LinuxCounter – Keeping Track of the Linux User Population

Today I came across The LinuxCounter Project.  The general idea is to be able find out how many Linux users, and systems, there are out there.  To do this you can register yourself and your systems (which get registered to your account).  As they say on their site, not everyone will register themselves so the numbers listed on the site are not accurate.

I’m all for Linux and I like the idea of being able to see how many Linux users there are in the world.  Unfortunately, as you might have guessed, registering is just another way of putting your information out there.  LinuxCounter does allow you to choose what you want to share, such as your name, email, your systems’ hostnames, and other details.  I have almost all settings set to not publicly visible, so if you would like to get an idea of what type of information you can see, then check out my profile page here:

At the bottom of the page you can click on one of my machines to see the details of what is shared there.  As you can see, there is little information shared but still enough to give an attacker a base for where to start (ex: they know what distribution I am running).  You can choose to add your systems in via their update script, or manually from your profile.  If you enter information in manually, you have more control over what gets sent to the server versus if you use their update script.  No matter which option you choose, you can always log in to your profile and change the preferences for what information is public.
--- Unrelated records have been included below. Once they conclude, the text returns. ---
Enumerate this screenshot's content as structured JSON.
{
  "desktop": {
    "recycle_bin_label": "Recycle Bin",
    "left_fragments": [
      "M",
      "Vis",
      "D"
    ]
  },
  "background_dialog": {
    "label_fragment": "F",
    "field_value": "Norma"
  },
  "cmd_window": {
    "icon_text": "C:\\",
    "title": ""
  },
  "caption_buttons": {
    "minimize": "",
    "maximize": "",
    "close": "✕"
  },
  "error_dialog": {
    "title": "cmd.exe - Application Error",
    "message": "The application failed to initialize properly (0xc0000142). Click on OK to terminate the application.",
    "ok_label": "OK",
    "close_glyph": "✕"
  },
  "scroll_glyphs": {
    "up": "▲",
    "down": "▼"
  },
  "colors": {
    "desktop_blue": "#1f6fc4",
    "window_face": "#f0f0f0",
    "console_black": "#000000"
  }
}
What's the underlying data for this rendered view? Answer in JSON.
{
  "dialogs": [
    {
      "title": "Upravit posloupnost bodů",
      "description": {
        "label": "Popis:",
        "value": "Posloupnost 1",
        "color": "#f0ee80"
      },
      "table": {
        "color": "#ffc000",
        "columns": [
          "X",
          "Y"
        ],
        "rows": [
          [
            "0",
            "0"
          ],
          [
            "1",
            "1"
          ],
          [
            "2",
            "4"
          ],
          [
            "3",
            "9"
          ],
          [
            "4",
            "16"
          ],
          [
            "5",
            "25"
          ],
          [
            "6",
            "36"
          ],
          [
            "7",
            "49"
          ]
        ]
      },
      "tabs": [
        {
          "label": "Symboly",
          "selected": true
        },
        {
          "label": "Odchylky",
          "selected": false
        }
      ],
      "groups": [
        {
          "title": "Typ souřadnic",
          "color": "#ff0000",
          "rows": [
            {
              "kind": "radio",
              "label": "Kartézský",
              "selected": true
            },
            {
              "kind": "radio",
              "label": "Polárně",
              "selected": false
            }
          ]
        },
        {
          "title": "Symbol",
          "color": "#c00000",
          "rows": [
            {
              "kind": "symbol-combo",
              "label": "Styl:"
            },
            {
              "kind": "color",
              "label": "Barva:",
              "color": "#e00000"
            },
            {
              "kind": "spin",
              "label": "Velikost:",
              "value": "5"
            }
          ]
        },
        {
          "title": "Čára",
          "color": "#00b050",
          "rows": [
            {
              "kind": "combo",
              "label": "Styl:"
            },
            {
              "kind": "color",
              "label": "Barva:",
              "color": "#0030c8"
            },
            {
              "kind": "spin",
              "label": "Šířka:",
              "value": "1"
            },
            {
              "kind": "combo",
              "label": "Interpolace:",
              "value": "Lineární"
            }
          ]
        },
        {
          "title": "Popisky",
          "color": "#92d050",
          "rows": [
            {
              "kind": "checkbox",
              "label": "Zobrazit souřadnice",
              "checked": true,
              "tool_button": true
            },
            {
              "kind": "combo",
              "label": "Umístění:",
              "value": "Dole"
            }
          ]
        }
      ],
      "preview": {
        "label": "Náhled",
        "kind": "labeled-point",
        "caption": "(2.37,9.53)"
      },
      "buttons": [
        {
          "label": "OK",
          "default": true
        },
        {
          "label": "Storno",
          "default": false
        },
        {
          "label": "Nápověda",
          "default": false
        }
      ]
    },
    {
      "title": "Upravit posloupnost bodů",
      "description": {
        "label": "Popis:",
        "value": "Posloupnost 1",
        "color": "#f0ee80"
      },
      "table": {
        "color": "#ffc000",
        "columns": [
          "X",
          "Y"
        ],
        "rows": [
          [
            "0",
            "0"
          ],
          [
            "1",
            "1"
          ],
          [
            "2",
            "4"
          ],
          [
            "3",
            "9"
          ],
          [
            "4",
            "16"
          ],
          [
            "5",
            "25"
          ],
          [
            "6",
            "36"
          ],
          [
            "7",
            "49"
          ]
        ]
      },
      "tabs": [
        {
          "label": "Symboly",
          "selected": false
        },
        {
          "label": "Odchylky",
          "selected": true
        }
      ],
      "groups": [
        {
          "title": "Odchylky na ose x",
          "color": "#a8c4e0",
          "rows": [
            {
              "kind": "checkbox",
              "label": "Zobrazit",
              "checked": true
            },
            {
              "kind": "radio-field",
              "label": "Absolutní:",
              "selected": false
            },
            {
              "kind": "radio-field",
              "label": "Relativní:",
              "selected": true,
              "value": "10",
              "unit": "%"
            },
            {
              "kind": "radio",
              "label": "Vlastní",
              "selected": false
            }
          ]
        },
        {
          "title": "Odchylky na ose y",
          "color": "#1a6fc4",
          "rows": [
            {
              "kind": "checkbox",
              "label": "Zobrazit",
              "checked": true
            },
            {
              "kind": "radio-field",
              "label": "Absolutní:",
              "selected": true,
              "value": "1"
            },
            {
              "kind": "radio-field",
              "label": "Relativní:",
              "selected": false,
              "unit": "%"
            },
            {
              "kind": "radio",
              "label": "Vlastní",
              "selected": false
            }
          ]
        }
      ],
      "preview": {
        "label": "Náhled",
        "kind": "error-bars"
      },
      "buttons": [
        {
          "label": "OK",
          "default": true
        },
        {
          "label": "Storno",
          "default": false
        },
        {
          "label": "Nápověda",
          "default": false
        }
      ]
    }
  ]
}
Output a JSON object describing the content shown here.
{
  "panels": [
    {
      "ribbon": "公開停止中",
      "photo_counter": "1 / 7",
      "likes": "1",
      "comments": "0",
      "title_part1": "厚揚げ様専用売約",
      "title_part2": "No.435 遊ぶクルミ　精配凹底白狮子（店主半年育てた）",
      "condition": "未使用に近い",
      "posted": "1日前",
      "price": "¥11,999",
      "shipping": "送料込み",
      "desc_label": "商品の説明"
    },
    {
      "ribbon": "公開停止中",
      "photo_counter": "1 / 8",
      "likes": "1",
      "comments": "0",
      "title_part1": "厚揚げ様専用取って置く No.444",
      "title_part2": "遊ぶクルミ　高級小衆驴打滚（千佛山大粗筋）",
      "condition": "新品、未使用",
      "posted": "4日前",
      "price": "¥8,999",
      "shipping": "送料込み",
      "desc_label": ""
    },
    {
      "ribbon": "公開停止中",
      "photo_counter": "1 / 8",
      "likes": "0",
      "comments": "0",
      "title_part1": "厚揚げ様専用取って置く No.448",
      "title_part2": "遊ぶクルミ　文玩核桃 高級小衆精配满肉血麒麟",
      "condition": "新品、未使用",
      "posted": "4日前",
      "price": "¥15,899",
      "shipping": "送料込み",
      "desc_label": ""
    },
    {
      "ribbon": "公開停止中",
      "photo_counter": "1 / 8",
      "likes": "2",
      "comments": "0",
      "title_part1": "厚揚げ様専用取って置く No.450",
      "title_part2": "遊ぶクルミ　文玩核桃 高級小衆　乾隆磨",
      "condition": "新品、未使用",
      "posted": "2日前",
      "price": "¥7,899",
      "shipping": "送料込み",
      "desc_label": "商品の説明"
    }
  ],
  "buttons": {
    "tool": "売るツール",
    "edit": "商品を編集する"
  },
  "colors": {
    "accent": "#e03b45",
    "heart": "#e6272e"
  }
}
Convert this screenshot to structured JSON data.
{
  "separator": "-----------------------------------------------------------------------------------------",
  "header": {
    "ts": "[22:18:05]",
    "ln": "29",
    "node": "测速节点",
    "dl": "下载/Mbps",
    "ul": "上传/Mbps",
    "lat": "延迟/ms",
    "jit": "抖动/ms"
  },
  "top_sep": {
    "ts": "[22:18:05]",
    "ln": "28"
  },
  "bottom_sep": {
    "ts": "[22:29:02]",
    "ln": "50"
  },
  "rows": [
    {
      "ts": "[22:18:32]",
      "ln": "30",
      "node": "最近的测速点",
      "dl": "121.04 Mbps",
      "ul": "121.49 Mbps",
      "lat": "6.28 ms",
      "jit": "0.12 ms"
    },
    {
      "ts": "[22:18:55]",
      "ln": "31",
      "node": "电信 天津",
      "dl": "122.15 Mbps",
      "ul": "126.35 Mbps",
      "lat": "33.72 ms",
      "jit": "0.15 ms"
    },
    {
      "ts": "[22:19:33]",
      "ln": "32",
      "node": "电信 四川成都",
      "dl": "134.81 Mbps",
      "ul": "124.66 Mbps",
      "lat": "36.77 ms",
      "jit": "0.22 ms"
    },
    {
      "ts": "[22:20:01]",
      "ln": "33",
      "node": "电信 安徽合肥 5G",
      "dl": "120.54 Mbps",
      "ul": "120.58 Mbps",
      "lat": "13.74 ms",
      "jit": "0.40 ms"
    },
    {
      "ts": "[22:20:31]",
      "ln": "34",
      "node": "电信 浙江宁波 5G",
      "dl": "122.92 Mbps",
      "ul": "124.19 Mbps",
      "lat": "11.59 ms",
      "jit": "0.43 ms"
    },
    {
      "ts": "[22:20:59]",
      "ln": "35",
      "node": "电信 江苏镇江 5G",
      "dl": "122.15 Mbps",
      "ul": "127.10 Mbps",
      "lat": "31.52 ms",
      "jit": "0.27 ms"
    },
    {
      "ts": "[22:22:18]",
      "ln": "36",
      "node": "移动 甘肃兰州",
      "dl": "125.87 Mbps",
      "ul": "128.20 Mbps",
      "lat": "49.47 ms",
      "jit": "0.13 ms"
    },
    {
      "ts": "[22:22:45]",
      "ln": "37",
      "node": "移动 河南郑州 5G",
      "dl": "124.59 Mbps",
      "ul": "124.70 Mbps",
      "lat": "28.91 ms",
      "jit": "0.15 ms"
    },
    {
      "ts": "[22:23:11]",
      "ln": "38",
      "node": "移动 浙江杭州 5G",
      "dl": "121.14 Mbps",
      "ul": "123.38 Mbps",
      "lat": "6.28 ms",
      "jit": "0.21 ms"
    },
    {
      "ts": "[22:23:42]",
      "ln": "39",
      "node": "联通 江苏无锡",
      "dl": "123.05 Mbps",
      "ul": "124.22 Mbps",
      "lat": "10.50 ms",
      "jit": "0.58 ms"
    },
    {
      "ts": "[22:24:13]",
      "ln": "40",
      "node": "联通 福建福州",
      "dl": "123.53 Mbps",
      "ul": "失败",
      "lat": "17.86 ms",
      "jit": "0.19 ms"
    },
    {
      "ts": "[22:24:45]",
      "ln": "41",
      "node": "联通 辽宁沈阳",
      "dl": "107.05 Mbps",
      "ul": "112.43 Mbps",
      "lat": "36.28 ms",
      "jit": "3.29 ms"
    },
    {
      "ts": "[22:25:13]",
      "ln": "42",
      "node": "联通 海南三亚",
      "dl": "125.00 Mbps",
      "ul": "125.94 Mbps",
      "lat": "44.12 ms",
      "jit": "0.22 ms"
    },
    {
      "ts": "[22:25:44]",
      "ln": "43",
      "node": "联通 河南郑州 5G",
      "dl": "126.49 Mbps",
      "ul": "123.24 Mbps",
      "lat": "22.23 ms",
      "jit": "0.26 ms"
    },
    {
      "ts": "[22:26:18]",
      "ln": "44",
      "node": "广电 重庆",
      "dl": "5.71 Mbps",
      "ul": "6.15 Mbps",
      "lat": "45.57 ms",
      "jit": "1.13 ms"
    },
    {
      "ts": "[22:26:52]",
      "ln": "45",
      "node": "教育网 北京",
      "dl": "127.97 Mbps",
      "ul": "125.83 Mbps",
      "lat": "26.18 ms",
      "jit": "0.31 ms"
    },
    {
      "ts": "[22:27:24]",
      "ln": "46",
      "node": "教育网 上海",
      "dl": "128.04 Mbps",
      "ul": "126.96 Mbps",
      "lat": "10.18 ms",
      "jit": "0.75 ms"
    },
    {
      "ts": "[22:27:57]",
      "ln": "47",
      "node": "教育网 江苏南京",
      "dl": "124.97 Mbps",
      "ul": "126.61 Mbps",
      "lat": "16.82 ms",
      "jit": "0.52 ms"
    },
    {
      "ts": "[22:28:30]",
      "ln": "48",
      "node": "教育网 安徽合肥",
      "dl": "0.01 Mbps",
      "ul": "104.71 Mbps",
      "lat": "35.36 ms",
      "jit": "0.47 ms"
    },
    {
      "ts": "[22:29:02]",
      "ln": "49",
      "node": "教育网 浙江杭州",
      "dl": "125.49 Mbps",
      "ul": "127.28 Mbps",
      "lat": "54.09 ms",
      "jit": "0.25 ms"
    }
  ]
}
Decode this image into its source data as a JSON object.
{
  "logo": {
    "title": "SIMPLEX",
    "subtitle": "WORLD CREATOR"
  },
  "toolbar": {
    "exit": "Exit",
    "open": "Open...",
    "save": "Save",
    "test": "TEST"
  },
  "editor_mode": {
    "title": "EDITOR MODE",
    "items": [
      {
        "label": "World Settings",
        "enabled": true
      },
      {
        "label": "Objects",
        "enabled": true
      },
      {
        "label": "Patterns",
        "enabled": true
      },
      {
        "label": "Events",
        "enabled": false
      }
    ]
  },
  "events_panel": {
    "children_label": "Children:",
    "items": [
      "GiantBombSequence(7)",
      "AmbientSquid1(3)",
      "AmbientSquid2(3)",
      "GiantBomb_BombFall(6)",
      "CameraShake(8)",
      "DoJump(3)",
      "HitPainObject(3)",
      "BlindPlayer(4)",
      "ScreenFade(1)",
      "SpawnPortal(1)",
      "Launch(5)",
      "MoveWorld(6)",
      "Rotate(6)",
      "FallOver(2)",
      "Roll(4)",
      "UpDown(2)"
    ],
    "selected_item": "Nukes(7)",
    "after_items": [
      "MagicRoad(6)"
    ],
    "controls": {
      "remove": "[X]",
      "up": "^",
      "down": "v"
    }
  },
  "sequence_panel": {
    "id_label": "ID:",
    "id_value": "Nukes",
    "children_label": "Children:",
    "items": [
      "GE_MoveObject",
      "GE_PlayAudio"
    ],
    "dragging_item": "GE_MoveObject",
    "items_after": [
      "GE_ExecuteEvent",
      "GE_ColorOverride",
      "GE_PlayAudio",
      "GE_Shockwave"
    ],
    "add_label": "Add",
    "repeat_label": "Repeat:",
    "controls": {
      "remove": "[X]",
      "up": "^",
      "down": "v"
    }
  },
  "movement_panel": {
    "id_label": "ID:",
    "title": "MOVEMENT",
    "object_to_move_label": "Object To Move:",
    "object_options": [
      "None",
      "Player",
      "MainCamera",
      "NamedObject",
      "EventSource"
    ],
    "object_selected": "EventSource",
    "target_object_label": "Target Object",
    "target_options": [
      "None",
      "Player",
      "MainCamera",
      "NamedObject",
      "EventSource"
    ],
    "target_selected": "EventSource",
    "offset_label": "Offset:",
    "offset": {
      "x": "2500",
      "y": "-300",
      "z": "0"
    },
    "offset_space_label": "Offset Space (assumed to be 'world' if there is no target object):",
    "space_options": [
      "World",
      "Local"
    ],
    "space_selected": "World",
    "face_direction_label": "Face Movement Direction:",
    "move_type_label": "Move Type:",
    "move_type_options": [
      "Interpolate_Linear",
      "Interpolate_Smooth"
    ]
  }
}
All that said, I am going to give a brief description here on how to configure the update script on your system, along with how to not have the update script send you distribution and distribution version information  The method I used is a straight download of the script, I did not add any repos.  You should have already created your account at this point before going forward.  I will be adding the system directly from the update script (it is possible to add it manually first via the website and then update with the script).  Note: It is best practice to run this as a normal user, not as root.

All steps below are done in a terminal:

  1. Create and/or go to the directory you would like the script to be in:

    ex: $ mkdir ~/bin; cd ~/bin

  2. Download the script:

    $ wget -N –no-cache http://linuxcounter.net/script/lico-update.sh

  3. Make the script executable:

    $ chmod 0774 lico-update.sh

  4. Configure the system. Follow all prompts; if it asks for a value and you do not have it yet (e.g. your update key) then leave it blank.

    $ ./lico-update.sh -i

  5. Edit your configuration

    $ vi ~/.linuxcounter/`hostname`

    Add your machine number and update key to the configuration.

    update_key=’######’
    machine_number=’#######’

    Edit the distribution variable to prevent you distribution from being uploaded.

    distribution=’Unknown’

    Edit the distribversion variabel to prevent your distribution version from being uploaded.

    distribversion=”

  6. To view what data will be sent to LinuxCounter, without actually sending it:

    $ ./lico-update.sh -s

  7. Send your data:

    $ ./lico-update.sh -m

  8. Add a cron job to automatically update the information

    $ ./lico-update.sh -ci

You should log into your account on LinuxCounter and verify your systems are showing correctly.  Your personal certificate (the image with your user number and number of machines) will update every 30 minutes, but your machines should be showing at the very bottom of the Profile page as well as in the top right that displays your user number and number of machines.

As always, if you have any questions or comments then leave them below!